— Instructions for the task —
Extract all of the entries and set them down verbatim.

──────── Information shown

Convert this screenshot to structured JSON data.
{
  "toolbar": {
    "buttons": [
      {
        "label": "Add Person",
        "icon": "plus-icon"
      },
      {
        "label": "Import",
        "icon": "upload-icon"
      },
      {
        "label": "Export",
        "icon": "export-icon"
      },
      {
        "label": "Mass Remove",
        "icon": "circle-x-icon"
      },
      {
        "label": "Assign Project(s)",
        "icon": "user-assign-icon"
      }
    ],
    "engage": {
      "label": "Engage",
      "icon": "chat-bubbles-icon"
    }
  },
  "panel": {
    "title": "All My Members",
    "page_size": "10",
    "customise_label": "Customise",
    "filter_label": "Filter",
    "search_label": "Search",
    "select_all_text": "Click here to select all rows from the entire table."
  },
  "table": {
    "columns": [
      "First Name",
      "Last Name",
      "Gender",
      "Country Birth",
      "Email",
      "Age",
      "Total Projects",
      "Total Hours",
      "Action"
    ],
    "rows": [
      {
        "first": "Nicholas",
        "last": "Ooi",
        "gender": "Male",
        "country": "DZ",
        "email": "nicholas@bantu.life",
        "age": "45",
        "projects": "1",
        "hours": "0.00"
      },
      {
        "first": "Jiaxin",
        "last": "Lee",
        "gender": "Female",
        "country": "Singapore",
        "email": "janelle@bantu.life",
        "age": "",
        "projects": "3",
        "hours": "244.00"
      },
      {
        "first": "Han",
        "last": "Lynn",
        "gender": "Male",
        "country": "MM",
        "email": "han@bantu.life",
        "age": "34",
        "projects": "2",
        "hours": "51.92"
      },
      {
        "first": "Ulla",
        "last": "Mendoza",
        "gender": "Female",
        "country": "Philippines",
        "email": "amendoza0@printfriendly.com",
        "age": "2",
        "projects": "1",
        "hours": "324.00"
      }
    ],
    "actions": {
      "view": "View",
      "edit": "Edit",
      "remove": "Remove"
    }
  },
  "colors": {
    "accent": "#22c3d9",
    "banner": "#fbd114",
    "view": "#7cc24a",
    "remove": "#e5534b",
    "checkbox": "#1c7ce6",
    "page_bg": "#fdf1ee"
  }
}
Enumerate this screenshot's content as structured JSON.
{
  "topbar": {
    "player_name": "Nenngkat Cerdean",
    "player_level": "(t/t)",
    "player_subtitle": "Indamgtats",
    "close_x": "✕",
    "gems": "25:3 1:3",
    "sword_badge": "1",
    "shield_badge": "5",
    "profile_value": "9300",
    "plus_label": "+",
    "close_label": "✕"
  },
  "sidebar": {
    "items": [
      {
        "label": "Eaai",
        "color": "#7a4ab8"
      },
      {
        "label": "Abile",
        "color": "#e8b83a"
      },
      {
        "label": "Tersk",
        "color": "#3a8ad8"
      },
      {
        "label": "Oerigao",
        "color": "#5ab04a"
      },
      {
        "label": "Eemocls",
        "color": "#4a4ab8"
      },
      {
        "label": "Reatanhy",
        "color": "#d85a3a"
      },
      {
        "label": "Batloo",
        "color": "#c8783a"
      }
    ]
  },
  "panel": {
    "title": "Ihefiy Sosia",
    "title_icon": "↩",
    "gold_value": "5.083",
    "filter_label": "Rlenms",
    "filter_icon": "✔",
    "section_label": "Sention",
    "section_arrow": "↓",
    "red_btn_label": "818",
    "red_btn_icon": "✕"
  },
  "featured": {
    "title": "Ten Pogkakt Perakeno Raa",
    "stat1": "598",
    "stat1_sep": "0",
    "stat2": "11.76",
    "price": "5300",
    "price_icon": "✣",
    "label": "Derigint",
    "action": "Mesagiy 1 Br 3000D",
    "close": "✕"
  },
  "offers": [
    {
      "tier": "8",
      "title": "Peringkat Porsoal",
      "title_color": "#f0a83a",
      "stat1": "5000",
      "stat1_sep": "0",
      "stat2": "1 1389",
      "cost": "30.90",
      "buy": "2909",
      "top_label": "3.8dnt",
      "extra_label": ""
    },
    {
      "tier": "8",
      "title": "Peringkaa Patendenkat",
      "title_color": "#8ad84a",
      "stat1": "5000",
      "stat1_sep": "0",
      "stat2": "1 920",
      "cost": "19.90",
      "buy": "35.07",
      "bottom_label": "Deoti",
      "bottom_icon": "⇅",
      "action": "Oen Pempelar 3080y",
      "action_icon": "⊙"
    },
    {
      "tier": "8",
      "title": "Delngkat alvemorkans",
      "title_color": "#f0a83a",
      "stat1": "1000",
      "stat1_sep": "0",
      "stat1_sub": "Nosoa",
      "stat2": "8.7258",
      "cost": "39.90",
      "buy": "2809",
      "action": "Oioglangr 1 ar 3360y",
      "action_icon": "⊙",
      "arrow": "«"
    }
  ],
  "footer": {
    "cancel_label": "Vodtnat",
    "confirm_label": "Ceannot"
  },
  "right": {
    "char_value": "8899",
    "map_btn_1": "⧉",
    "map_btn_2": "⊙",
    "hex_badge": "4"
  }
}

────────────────

— Response —
Convert this screenshot to structured JSON data.
{
  "toolbar": {
    "buttons": [
      {
        "label": "Add Person",
        "icon": "plus-icon"
      },
      {
        "label": "Import",
        "icon": "upload-icon"
      },
      {
        "label": "Export",
        "icon": "export-icon"
      },
      {
        "label": "Mass Remove",
        "icon": "circle-x-icon"
      },
      {
        "label": "Assign Project(s)",
        "icon": "user-assign-icon"
      }
    ],
    "engage": {
      "label": "Engage",
      "icon": "chat-bubbles-icon"
    }
  },
  "panel": {
    "title": "All My Members",
    "page_size": "10",
    "customise_label": "Customise",
    "filter_label": "Filter",
    "search_label": "Search",
    "select_all_text": "Click here to select all rows from the entire table."
  },
  "table": {
    "columns": [
      "First Name",
      "Last Name",
      "Gender",
      "Country Birth",
      "Email",
      "Age",
      "Total Projects",
      "Total Hours",
      "Action"
    ],
    "rows": [
      {
        "first": "Nicholas",
        "last": "Ooi",
        "gender": "Male",
        "country": "DZ",
        "email": "nicholas@bantu.life",
        "age": "45",
        "projects": "1",
        "hours": "0.00"
      },
      {
        "first": "Jiaxin",
        "last": "Lee",
        "gender": "Female",
        "country": "Singapore",
        "email": "janelle@bantu.life",
        "age": "",
        "projects": "3",
        "hours": "244.00"
      },
      {
        "first": "Han",
        "last": "Lynn",
        "gender": "Male",
        "country": "MM",
        "email": "han@bantu.life",
        "age": "34",
        "projects": "2",
        "hours": "51.92"
      },
      {
        "first": "Ulla",
        "last": "Mendoza",
        "gender": "Female",
        "country": "Philippines",
        "email": "amendoza0@printfriendly.com",
        "age": "2",
        "projects": "1",
        "hours": "324.00"
      }
    ],
    "actions": {
      "view": "View",
      "edit": "Edit",
      "remove": "Remove"
    }
  },
  "colors": {
    "accent": "#22c3d9",
    "banner": "#fbd114",
    "view": "#7cc24a",
    "remove": "#e5534b",
    "checkbox": "#1c7ce6",
    "page_bg": "#fdf1ee"
  }
}
Enumerate this screenshot's content as structured JSON.
{
  "topbar": {
    "player_name": "Nenngkat Cerdean",
    "player_level": "(t/t)",
    "player_subtitle": "Indamgtats",
    "close_x": "✕",
    "gems": "25:3 1:3",
    "sword_badge": "1",
    "shield_badge": "5",
    "profile_value": "9300",
    "plus_label": "+",
    "close_label": "✕"
  },
  "sidebar": {
    "items": [
      {
        "label": "Eaai",
        "color": "#7a4ab8"
      },
      {
        "label": "Abile",
        "color": "#e8b83a"
      },
      {
        "label": "Tersk",
        "color": "#3a8ad8"
      },
      {
        "label": "Oerigao",
        "color": "#5ab04a"
      },
      {
        "label": "Eemocls",
        "color": "#4a4ab8"
      },
      {
        "label": "Reatanhy",
        "color": "#d85a3a"
      },
      {
        "label": "Batloo",
        "color": "#c8783a"
      }
    ]
  },
  "panel": {
    "title": "Ihefiy Sosia",
    "title_icon": "↩",
    "gold_value": "5.083",
    "filter_label": "Rlenms",
    "filter_icon": "✔",
    "section_label": "Sention",
    "section_arrow": "↓",
    "red_btn_label": "818",
    "red_btn_icon": "✕"
  },
  "featured": {
    "title": "Ten Pogkakt Perakeno Raa",
    "stat1": "598",
    "stat1_sep": "0",
    "stat2": "11.76",
    "price": "5300",
    "price_icon": "✣",
    "label": "Derigint",
    "action": "Mesagiy 1 Br 3000D",
    "close": "✕"
  },
  "offers": [
    {
      "tier": "8",
      "title": "Peringkat Porsoal",
      "title_color": "#f0a83a",
      "stat1": "5000",
      "stat1_sep": "0",
      "stat2": "1 1389",
      "cost": "30.90",
      "buy": "2909",
      "top_label": "3.8dnt",
      "extra_label": ""
    },
    {
      "tier": "8",
      "title": "Peringkaa Patendenkat",
      "title_color": "#8ad84a",
      "stat1": "5000",
      "stat1_sep": "0",
      "stat2": "1 920",
      "cost": "19.90",
      "buy": "35.07",
      "bottom_label": "Deoti",
      "bottom_icon": "⇅",
      "action": "Oen Pempelar 3080y",
      "action_icon": "⊙"
    },
    {
      "tier": "8",
      "title": "Delngkat alvemorkans",
      "title_color": "#f0a83a",
      "stat1": "1000",
      "stat1_sep": "0",
      "stat1_sub": "Nosoa",
      "stat2": "8.7258",
      "cost": "39.90",
      "buy": "2809",
      "action": "Oioglangr 1 ar 3360y",
      "action_icon": "⊙",
      "arrow": "«"
    }
  ],
  "footer": {
    "cancel_label": "Vodtnat",
    "confirm_label": "Ceannot"
  },
  "right": {
    "char_value": "8899",
    "map_btn_1": "⧉",
    "map_btn_2": "⊙",
    "hex_badge": "4"
  }
}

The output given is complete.